October 17: Have you seen the photographers dancing in the streets? Of course, as today marks the announcement of the invention that made digital photography possible!
On this day forty-seven years ago, two engineers, at Bell Laboratories in New Jersey announced that they had invented a novel electronic device based on silicon that was to become an important scientific tool..and the heart of the cameras we now use. Willard Boyle (1924 – 2011) and George E. Smith (*1930) had created the charge coupled device, or CCD for which
they would win the 2009 Nobel Prize in Physics. They were working in the AT&T Bell Labs competing with others there who were working on different methods of memory technology. In 1969, they were approached by their VP, Jack Morton, who gave them an ultimatum: make something to compete with the current technology, or funds are going to be allocated elsewhere.
Under considerable pressure, Smith and Boyle brainstormed and, in one hour, emerged with the basic plans for the CCD, the sensor still used in digital photography today.
Their aim was to make memory storage, but they knew the device could be activated with light, taking advantage of the photoelectric effect, which won Albert Einstein the physics Nobel in 1921. In short, when light strikes a small piece of silicon, it knocks electrons out of their orbits. If the silicon has been formed into small photocells, or pixels, each cell acts as a well that captures and holds the electrons for an extended period.
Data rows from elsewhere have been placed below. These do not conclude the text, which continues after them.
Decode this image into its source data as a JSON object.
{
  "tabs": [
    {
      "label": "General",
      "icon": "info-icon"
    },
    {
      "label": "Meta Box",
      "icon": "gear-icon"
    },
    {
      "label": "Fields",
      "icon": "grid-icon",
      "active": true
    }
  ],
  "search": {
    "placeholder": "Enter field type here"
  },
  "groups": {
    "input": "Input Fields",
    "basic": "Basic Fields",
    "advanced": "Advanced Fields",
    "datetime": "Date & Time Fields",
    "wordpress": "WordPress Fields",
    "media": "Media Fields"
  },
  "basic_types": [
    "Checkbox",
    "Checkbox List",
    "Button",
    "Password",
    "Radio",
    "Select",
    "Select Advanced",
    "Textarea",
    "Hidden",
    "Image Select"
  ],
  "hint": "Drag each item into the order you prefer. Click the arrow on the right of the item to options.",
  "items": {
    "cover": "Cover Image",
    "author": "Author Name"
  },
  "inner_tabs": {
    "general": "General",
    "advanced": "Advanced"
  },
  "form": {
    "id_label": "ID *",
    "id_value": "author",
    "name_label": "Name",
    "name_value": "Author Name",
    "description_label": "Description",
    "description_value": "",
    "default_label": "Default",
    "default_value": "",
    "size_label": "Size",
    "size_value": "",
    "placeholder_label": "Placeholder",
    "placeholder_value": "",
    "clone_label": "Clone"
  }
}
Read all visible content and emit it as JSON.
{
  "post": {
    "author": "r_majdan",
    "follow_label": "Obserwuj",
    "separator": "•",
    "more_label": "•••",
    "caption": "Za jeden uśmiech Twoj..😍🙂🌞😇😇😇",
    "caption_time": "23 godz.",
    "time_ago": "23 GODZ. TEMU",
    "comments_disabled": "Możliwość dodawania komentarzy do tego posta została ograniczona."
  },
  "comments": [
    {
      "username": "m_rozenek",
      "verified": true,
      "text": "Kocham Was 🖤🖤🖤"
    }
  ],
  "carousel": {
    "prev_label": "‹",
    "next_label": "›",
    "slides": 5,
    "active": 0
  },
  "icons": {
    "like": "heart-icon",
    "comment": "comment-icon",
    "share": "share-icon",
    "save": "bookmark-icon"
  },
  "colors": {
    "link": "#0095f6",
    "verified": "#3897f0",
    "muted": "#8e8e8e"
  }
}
Boyle and Smith’s key breakthrough was devising a way to read out the number and location of electrons captured in each well in an array of pixels. First they worked with a strip of such cells but soon moved on to applying the principle to the matrix required to replace film. In a 10-by-10 array, for example, the data are converted into a chain of electron concentrations 100 pixels long. This can be converted back into visual information.
When light strikes a CCD, a tiny grid of photosensitive silicon cells, or pixels (picture element), which builds a charge proportional to the intensity of the light hitting it. This charge can be measured precisely and we can know exactly how bright that portion should be. Add filters, and colour can be discerned too.
The number of electrons depends on the amount of light arriving, so recording an image on a CCD is like forming an image on photographic film. The difference is that you can use a piece of film only once. The CCD can be used repeatedly. This is because you can move the pattern of charge corresponding to one image out of the array of pixels, and record it more permanently while the next image forms. If you vary the voltages in the correct, regular way, the electrons move along, one pixel at a time, until they leave the array at a single point. The original two-dimensional array of captured electrons becomes transformed into a long chain of ‘buckets’ of electrons which are carried out of the matrix in the manner of a bucket-brigade of firemen carrying water to a fire without themselves moving.
The buckets from the row nearest the outlet lead the way, followed by those from the next row, and so on, until the whole array is cleared. As the buckets leave the array, the charge in each of the buckets generates a small voltage at the output of a transistor. This process converts the image into a chain of voltage pulses. Each voltage pulse is proportional in size to the amount of light that arrived at each pixel on the CCD.
Boyle’s and Smith’s patent wasn’t filed until Dec 16, 1970, but the diagram in the application is essentially the same as the sketch from their one-hour brainstorming:
The immediate use for CCDs was in astronomy. Even in the case of the pictures taken by Soviet, then US, space probes, film had been used, processed and scanned on the craft and the data radioed to Earth. In early images the matrix of pixels is very clear, as in this 1974 view of the moon’s surface which was the first astronomical image taken with a CCD. It was only 100 pixels square (0.01 megapixels). The detector also responds to invisible light and X-rays and can record even the faintest image.
The resolution is minuscule compared to current consumer cameras but it is enough to remove the grid-like appearance seen in the 1974 image.
The first true digital camera was cobbled together in 1975 using leftover parts found in the the Applied Research Lab at Kodak, by Steven Sasson (*1950), a young engineer. About the size of a breadbox, his camera took 23 seconds to take a single black and white image, which was then stored on a cassette tape.
Fairchild Semiconductor of San Jose produced the first digital camera with a small (by modern standards) 100-pixel-by-100-pixel photo sensor (10,000 pixels total). The camera went into production a few years later.
By 1975, Boyle and Smith had also produced a working video camera suitable for television. From that point, digital imaging has challenged, then surpassed 35mm film, and now even threatens larger formats for superior resolution, sensitivity and dynamic range.
Should we rejoice, however? The relative detriment to the environment of film-based photography, with its chemical waste, compared to digital, is hard to determine with any certainty. While costing ‘nothing’ in materials, digital cameras themselves have become disposable, requiring regular updates, and generating vast quantities of electronic landfill.